Meeting community needs
To achieve absolute sustainability, communities must identify where needs are not being met by diagnosing the symptoms. These can be unique to the specific city, or they can be global. A lack of fitness leads to obesity. A lack of sleep leads to insomnia. A lack of food leads to malnutrition. And so on.
Each community has to decide what their boundary of needs are. For example, Canada thinks it has food security, so it may decide that activities related to importing food wouldn’t meet needs. Japan may decide that all food-related activities meet needs.
The community has to know the relationship between resource use and time use to meet needs, while considering both met and unmet needs, throughout the community. This will allow them to analyze policies intended to reduce consumption while increasing quality of life.
Communities would have to create co-management relationships with other communities to both manage and have access to the critical resources it uses, so that disruptions in trade do not automatically cause collapse of their systems.
Communities must ensure that ecological, economic, and social resiliency are increased simultaneously.
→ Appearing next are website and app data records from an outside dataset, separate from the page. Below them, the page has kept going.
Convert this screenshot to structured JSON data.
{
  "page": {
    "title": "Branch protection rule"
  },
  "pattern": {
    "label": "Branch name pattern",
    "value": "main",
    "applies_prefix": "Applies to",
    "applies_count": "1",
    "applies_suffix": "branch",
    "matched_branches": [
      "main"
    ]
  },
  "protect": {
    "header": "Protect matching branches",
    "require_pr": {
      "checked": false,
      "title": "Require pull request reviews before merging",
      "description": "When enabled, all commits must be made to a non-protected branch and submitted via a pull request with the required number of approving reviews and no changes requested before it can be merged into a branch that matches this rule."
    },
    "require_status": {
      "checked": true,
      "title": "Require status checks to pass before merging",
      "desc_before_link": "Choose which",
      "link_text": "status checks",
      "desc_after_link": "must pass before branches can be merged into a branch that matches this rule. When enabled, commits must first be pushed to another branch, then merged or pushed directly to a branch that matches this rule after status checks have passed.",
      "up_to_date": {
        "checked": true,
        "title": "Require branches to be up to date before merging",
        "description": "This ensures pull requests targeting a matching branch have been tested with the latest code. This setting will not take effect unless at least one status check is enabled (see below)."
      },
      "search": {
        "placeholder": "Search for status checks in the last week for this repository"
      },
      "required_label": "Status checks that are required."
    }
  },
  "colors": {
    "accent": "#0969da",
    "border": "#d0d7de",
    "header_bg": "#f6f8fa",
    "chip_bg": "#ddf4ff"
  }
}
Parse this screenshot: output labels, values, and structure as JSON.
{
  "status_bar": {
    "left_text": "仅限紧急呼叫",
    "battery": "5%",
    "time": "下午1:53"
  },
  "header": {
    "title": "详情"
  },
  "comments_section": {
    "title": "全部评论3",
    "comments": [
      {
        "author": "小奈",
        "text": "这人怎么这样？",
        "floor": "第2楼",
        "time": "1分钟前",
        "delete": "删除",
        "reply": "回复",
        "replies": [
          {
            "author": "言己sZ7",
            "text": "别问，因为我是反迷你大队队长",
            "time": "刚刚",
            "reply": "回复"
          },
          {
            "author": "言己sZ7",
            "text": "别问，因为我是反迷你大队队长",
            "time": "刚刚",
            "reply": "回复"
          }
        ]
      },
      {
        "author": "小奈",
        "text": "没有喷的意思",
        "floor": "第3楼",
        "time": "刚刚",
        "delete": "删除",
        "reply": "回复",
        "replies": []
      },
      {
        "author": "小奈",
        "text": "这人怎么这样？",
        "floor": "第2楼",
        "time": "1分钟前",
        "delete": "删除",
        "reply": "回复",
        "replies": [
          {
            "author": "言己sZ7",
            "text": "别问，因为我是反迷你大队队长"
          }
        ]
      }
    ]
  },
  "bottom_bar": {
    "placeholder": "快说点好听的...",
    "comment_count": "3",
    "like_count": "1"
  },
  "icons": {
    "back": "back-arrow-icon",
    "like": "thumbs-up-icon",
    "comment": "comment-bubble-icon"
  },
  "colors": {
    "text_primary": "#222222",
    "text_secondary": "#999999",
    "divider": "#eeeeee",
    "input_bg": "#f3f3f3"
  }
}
This means maintaining:
- a non-declining portion of the biomes that they manage as ‘wilderness’ that is neither a source for resources nor a sink for wastes;
- a financial reserve in the individuals, families, business, and government to be able to address financial shocks. Restocking the reserve must be quick, but not to create a hardship;
- that all of the people can meet all of their needs in something less than 24 hours per day per capita. Not all of the people must have all their needs met all the time, only that it must not be impossible for them to meet them all.
Communities would have to make a number of choices and decisions – likely through a combination of civil society groups, politics and governmental agencies. Business can also help to facilitate the process. Through CSR initiatives and its operations, business can work with the politicians, bureaucrats and civil society groups to do the work required to set the priorities and boundaries for meeting needs.
This will have to be done at a range of scales, from a city and the surrounding rural land, through regional and province/state scales, and including national or even supranational scales. All parties are players in this game.
And that will do it.
Concepts such as ‘circular economy’, ‘sharing economy’, ‘CSR’, ‘Triple Bottom Line’ and so on all provide direction on how to do pieces of it. The community provides the over-arching vision of what they are trying to achieve, and then business and government can work together to ensure that the various pieces of the puzzle are able to be assembled to achieve a real solution to the underlying problem.
That’s how we will accommodate a more urbanized society, the world over. ‘Growth is Good’ can be replaced by ‘Good Growth is Good’, and cities can take on a new role: leaders of a sustainable world.
None of this is easy.
All of this is doable.